Prosecution’s seventh witness Mohammed Ware, Sr. has told Criminal Court “C” at the Temple of Justice in Monrovia that on two occasions, he took loans from indicted Guaranty Trust Bank employee Stanley Yorsee – a scheme that the bank said it did not authorize.
Defendants Yorsee, Montmorancy Yancy and Emmanuel Togba were jointly indicted by prosecution for alleged misapplication of US$126,219 of Total Liberia’s deposits, but defendant Togba testified for the prosecution after charges were dropped against him.
The defendants were accused of giving out loans that were not authorized by the management, and the deal allegedly affected Total Liberia’s deposits in the tune of US$126,219. Witness Ware told the court on Monday, 12 September that he first transacted with defendant Yorsee in 2014 when he took US$500 as loan at the rate of 25 percent from defendant Yorsee to buy his son’s ticket to travel to the U.S.A.
He said he issued to defendant Yorsee a US$625 check and in return, the defendant asked the Teller to give him (witness Ware) US$500. On the second transaction witness Ware said he had negotiated with defendant Yorsee to give him two months to pay back the same amount the loan in the same amount he had taken earlier, while Yorsee also set a precondition that a compound interest should be paid for such period.

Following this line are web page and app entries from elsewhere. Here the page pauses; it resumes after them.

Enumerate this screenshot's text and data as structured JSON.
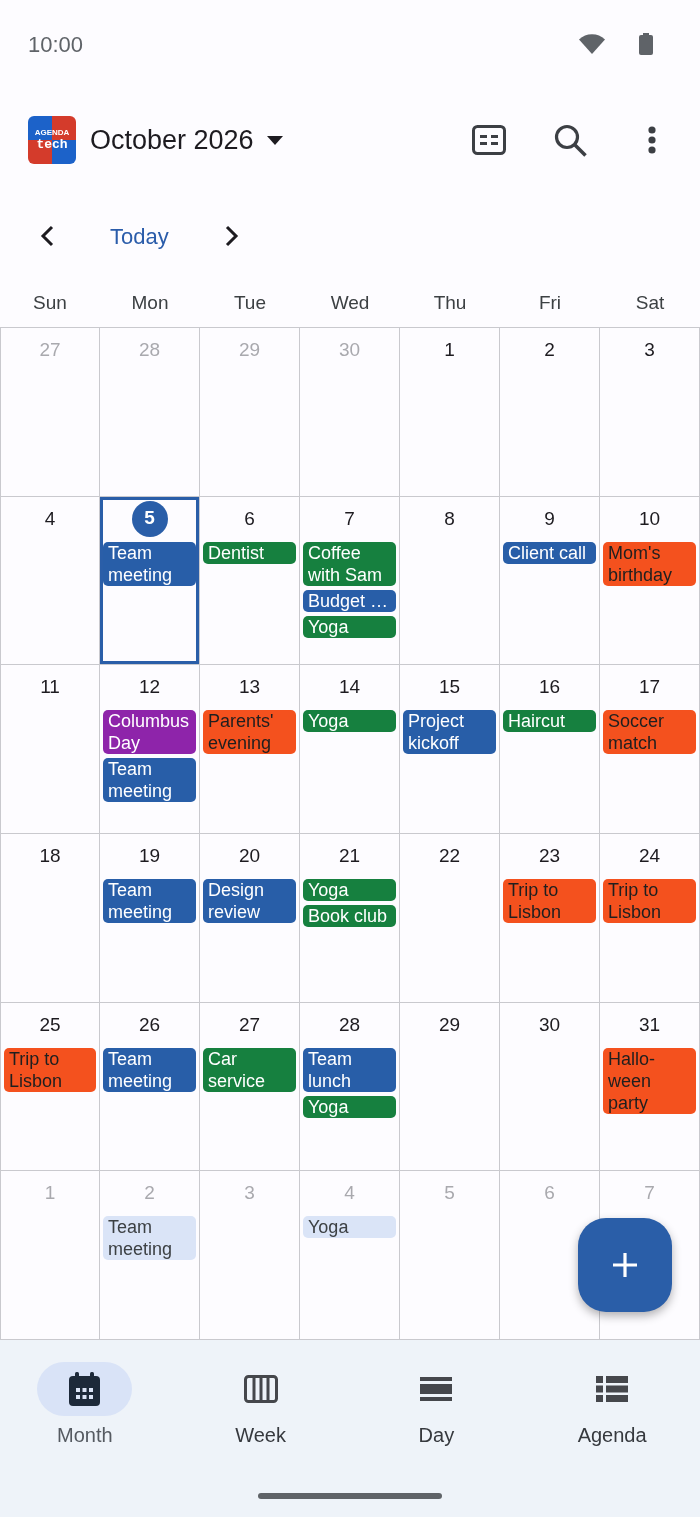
{
  "status_bar": {
    "time": "10:00"
  },
  "app_bar": {
    "logo": {
      "top_text": "AGENDA",
      "bottom_text": "tech"
    },
    "title": "October 2026"
  },
  "navigation": {
    "today": "Today"
  },
  "weekdays": [
    "Sun",
    "Mon",
    "Tue",
    "Wed",
    "Thu",
    "Fri",
    "Sat"
  ],
  "weeks": [
    {
      "days": [
        {
          "number": "27",
          "in_month": false,
          "today": false
        },
        {
          "number": "28",
          "in_month": false,
          "today": false
        },
        {
          "number": "29",
          "in_month": false,
          "today": false
        },
        {
          "number": "30",
          "in_month": false,
          "today": false
        },
        {
          "number": "1",
          "in_month": true,
          "today": false
        },
        {
          "number": "2",
          "in_month": true,
          "today": false
        },
        {
          "number": "3",
          "in_month": true,
          "today": false
        }
      ]
    },
    {
      "days": [
        {
          "number": "4",
          "in_month": true,
          "today": false
        },
        {
          "number": "5",
          "in_month": true,
          "today": true,
          "events": [
            {
              "title": "Team meeting",
              "color": "#285ea8"
            }
          ]
        },
        {
          "number": "6",
          "in_month": true,
          "today": false,
          "events": [
            {
              "title": "Dentist",
              "color": "#16803f"
            }
          ]
        },
        {
          "number": "7",
          "in_month": true,
          "today": false,
          "events": [
            {
              "title": "Coffee with Sam",
              "color": "#16803f"
            },
            {
              "title": "Budget …",
              "color": "#285ea8"
            },
            {
              "title": "Yoga",
              "color": "#16803f"
            }
          ]
        },
        {
          "number": "8",
          "in_month": true,
          "today": false
        },
        {
          "number": "9",
          "in_month": true,
          "today": false,
          "events": [
            {
              "title": "Client call",
              "color": "#285ea8"
            }
          ]
        },
        {
          "number": "10",
          "in_month": true,
          "today": false,
          "events": [
            {
              "title": "Mom's birthday",
              "color": "#f4511e"
            }
          ]
        }
      ]
    },
    {
      "days": [
        {
          "number": "11",
          "in_month": true,
          "today": false
        },
        {
          "number": "12",
          "in_month": true,
          "today": false,
          "events": [
            {
              "title": "Columbus Day",
              "color": "#8e24aa"
            },
            {
              "title": "Team meeting",
              "color": "#285ea8"
            }
          ]
        },
        {
          "number": "13",
          "in_month": true,
          "today": false,
          "events": [
            {
              "title": "Parents' evening",
              "color": "#f4511e"
            }
          ]
        },
        {
          "number": "14",
          "in_month": true,
          "today": false,
          "events": [
            {
              "title": "Yoga",
              "color": "#16803f"
            }
          ]
        },
        {
          "number": "15",
          "in_month": true,
          "today": false,
          "events": [
            {
              "title": "Project kickoff",
              "color": "#285ea8"
            }
          ]
        },
        {
          "number": "16",
          "in_month": true,
          "today": false,
          "events": [
            {
              "title": "Haircut",
              "color": "#16803f"
            }
          ]
        },
        {
          "number": "17",
          "in_month": true,
          "today": false,
          "events": [
            {
              "title": "Soccer match",
              "color": "#f4511e"
            }
          ]
        }
      ]
    },
    {
      "days": [
        {
          "number": "18",
          "in_month": true,
          "today": false
        },
        {
          "number": "19",
          "in_month": true,
          "today": false,
          "events": [
            {
              "title": "Team meeting",
              "color": "#285ea8"
            }
          ]
        },
        {
          "number": "20",
          "in_month": true,
          "today": false,
          "events": [
            {
              "title": "Design review",
              "color": "#285ea8"
            }
          ]
        },
        {
          "number": "21",
          "in_month": true,
          "today": false,
          "events": [
            {
              "title": "Yoga",
              "color": "#16803f"
            },
            {
              "title": "Book club",
              "color": "#16803f"
            }
          ]
        },
        {
          "number": "22",
          "in_month": true,
          "today": false
        },
        {
          "number": "23",
          "in_month": true,
          "today": false,
          "events": [
            {
              "title": "Trip to Lisbon",
              "color": "#f4511e"
            }
          ]
        },
        {
          "number": "24",
          "in_month": true,
          "today": false,
          "events": [
            {
              "title": "Trip to Lisbon",
              "color": "#f4511e"
            }
          ]
        }
      ]
    },
    {
      "days": [
        {
          "number": "25",
          "in_month": true,
          "today": false,
          "events": [
            {
              "title": "Trip to Lisbon",
              "color": "#f4511e"
            }
          ]
        },
        {
          "number": "26",
          "in_month": true,
          "today": false,
          "events": [
            {
              "title": "Team meeting",
              "color": "#285ea8"
            }
          ]
        },
        {
          "number": "27",
          "in_month": true,
          "today": false,
          "events": [
            {
              "title": "Car service",
              "color": "#16803f"
            }
          ]
        },
        {
          "number": "28",
          "in_month": true,
          "today": false,
          "events": [
            {
              "title": "Team lunch",
              "color": "#285ea8"
            },
            {
              "title": "Yoga",
              "color": "#16803f"
            }
          ]
        },
        {
          "number": "29",
          "in_month": true,
          "today": false
        },
        {
          "number": "30",
          "in_month": true,
          "today": false
        },
        {
          "number": "31",
          "in_month": true,
          "today": false,
          "events": [
            {
              "title": "Hallo-ween party",
              "color": "#f4511e"
            }
          ]
        }
      ]
    },
    {
      "days": [
        {
          "number": "1",
          "in_month": false,
          "today": false
        },
        {
          "number": "2",
          "in_month": false,
          "today": false,
          "events": [
            {
              "title": "Team meeting",
              "color": "#dae4f7"
            }
          ]
        },
        {
          "number": "3",
          "in_month": false,
          "today": false
        },
        {
          "number": "4",
          "in_month": false,
          "today": false,
          "events": [
            {
              "title": "Yoga",
              "color": "#dae4f7"
            }
          ]
        },
        {
          "number": "5",
          "in_month": false,
          "today": false
        },
        {
          "number": "6",
          "in_month": false,
          "today": false
        },
        {
          "number": "7",
          "in_month": false,
          "today": false
        }
      ]
    }
  ],
  "bottom_nav": [
    {
      "label": "Month",
      "selected": true
    },
    {
      "label": "Week",
      "selected": false
    },
    {
      "label": "Day",
      "selected": false
    },
    {
      "label": "Agenda",
      "selected": false
    }
  ]
}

“… [So l] issued that check and [gave] it to him but he told me not to write the date because it is postdated check and the date he will be en-cashing it that is the time he will put the date, because at the time I was issuing the check there was no money in my account,” Mr. Ware told the court Monday.
According to witness Ware, there was “no paper work” between him and defendant Yorsee order than issuing the indictee a check at an interest rate for the loan he took. He additionally said the defendant ensured that the check did not carry any name and date, except the amount and the borrower’s signature, based on the arrangement they had.
But in en-cashing the check, witness Ware said defendant Yorsee did not use his (Yorsee’s) name, instead, alleging that the defendant used his (witness Ware’s) name. “… [And] when this case started at that time I had his number I called him and asked him why did you [use] my name instead of your name he said Oh Papay just forget it the major thing is the money had been paid. And so I rested,” witness Ware concluded.
By Winston W. Parley-Edited by George Barpeen